Fringe Number Crunching
I realize the reviews in the press - both mainstream and alternative - are very important for getting the word out. I'm awfully grateful for the positive notices in the Star Tribune for Dandelion Snow and Fast Fringe 1 and 2 - reviews like that put you on the map with folks who aren't quite as addicted to Fringe website buzz.
Me, though, I'm always very interested in the audience response, particularly the way the audience reviews on the Fringe website pan out. Those are the hard core people, the most invested Fringe-goers. If someone takes the time to write about your show, you have no doubt at all that you've moved them, for better or worse, to action.
It's fun looking at the tallies and dissecting it all. The key indicator for me is not just how many stars, but how many reviews it took to get a show there.
For instance, there are a little over two dozen of the plays out of the 175+ shows in the Fringe that managed to land and hang on to a 5 star rating.
The shows I'm most impressed with are the ones who had multiple reviews and still managed to hold onto a high rating.
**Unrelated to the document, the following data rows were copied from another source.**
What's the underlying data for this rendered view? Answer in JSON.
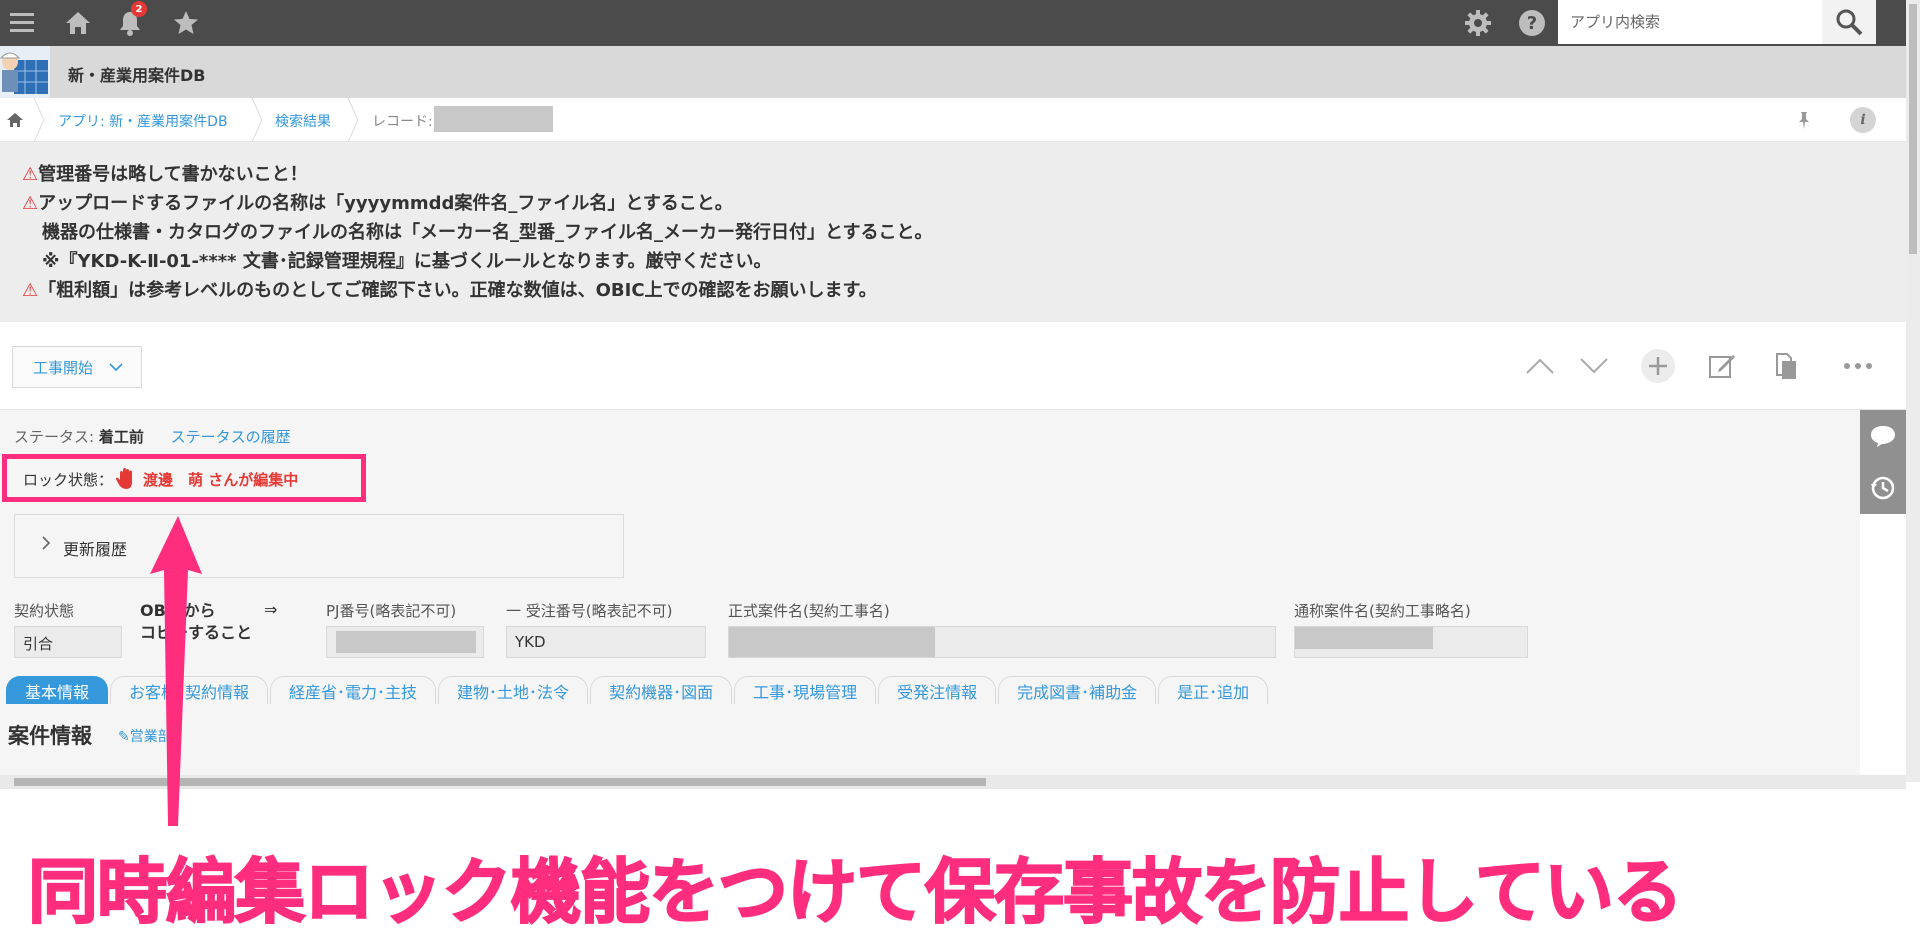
{
  "topbar": {
    "notification_count": "2",
    "search_placeholder": "アプリ内検索"
  },
  "app": {
    "title": "新・産業用案件DB"
  },
  "breadcrumb": {
    "app_link": "アプリ: 新・産業用案件DB",
    "search_results": "検索結果",
    "record_label": "レコード:"
  },
  "notice": {
    "line1": "管理番号は略して書かないこと！",
    "line2": "アップロードするファイルの名称は「yyyymmdd案件名_ファイル名」とすること。",
    "line3": "機器の仕様書・カタログのファイルの名称は「メーカー名_型番_ファイル名_メーカー発行日付」とすること。",
    "line4": "※『YKD-K-Ⅱ-01-**** 文書･記録管理規程』に基づくルールとなります。厳守ください。",
    "line5": "「粗利額」は参考レベルのものとしてご確認下さい。正確な数値は、OBIC上での確認をお願いします。",
    "warn_symbol": "⚠"
  },
  "actionbar": {
    "process_button": "工事開始"
  },
  "record": {
    "status_label": "ステータス:",
    "status_value": "着工前",
    "status_history": "ステータスの履歴",
    "lock_label": "ロック状態：",
    "lock_user": "渡邊　萌 さんが編集中",
    "history_label": "更新履歴",
    "fields": {
      "contract_state_label": "契約状態",
      "contract_state_value": "引合",
      "obic_note_line1": "OBICから",
      "obic_note_line2": "コピーすること",
      "arrow": "⇒",
      "pj_label": "PJ番号(略表記不可)",
      "order_label": "一 受注番号(略表記不可)",
      "order_value": "YKD",
      "official_name_label": "正式案件名(契約工事名)",
      "common_name_label": "通称案件名(契約工事略名)"
    },
    "tabs": [
      "基本情報",
      "お客様･契約情報",
      "経産省･電力･主技",
      "建物･土地･法令",
      "契約機器･図面",
      "工事･現場管理",
      "受発注情報",
      "完成図書･補助金",
      "是正･追加"
    ],
    "section_title": "案件情報",
    "section_link": "✎営業部"
  },
  "annotation": {
    "caption": "同時編集ロック機能をつけて保存事故を防止している"
  },
  "colors": {
    "topbar": "#4b4b4b",
    "accent": "#3498db",
    "highlight": "#ff2d7e",
    "warning": "#e53935"
  }
}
After all, while it's good that a even a single person thought so highly of a show that they gave it 5 stars, if it's only one person who gave those 5 stars, that's hardly a universal endorsement. Six shows got a 5 star rating that way. Another nine shows had five reviews or less and hung onto that 5 star rating. While that's certainly impressive, and for all I know may be warranted (they weren't shows I've seen so how am I to know, I have to trust the people who were there and actually experienced it), the shows I'm most bowled over by are things like Knock! with 18 reviews, or Wanted with 12, or, Goddess Menses & The Menstrual Show with, get this, 35 reviews. Even with all those people weighing in, the opinion was damn near unanimous - these shows were judged to be great. The 5 star rating is even more of an achievement in situations like that.
Conversely, it's too bad for a show when its only review is a less than stellar one. They end up sitting out there with one star or less the whole festival, warning people away even if they never read the actual review to judge for themselves. (I'm not going to pick anyone out of the pack for that. If you're really curious, go to the Audience Reviews section via the link from the front page of the Fringe site, and click on the column header for "Number of Reviews." The ones with the most reviews are at the top, the less widely reviewed ones are at the bottom.)
Another fun thing to browse through is to see when and how long people were talking about these shows. If you go to Audience Reviews and click on the column heading for Most Recent Review, you get a whole different picture. Knock!, Spilled Drinks, Women! Live On Stage!, and On The Beaded Fringe 2were all still being reviewed by audience members two days after the Fringe was over. Another thirty shows were still being reviewed the day after the Festival closed, in many cases a couple of days after they'd had their last performance.
Conversely again, it's a little sad to scroll to the bottom of the list and see what shows people gave up writing about (and perhaps even attending) early on in the Fringe schedule.
Personally, even when the review is less than glowing for a show of mine, I'm happy to get it. As I said above, it means, for whatever reason, that my show either really pleased someone or really disappointed them. That's what you want a show to do - incite a response. Dandelion Snow ended up in a four way tie for 6th place toward the top of the list of the shows with the greatest number of reviews. That's gratifying, even if it does mean that as the more negative reviews got added on, the star rating slipped down from 5 to 4.
More importantly, I've been getting a lot of really specific feedback - both the postive and the negative equally constructive. It's great to know where the script perplexes or frustrates people, what they want more or less of, what their questions are. In some cases, I already had an inkling something would or wouldn't work. In others, I'm getting an outside perspective on the strengths and weaknesses of my play that I might otherwise have missed.
So thanks, everyone. I've copied your reviews into a file on my computer and as I move forward with this script, your thoughts will be on my mind.
(For more of my writing - plays, past blog entries and more - visit www.matthewaeverett.com)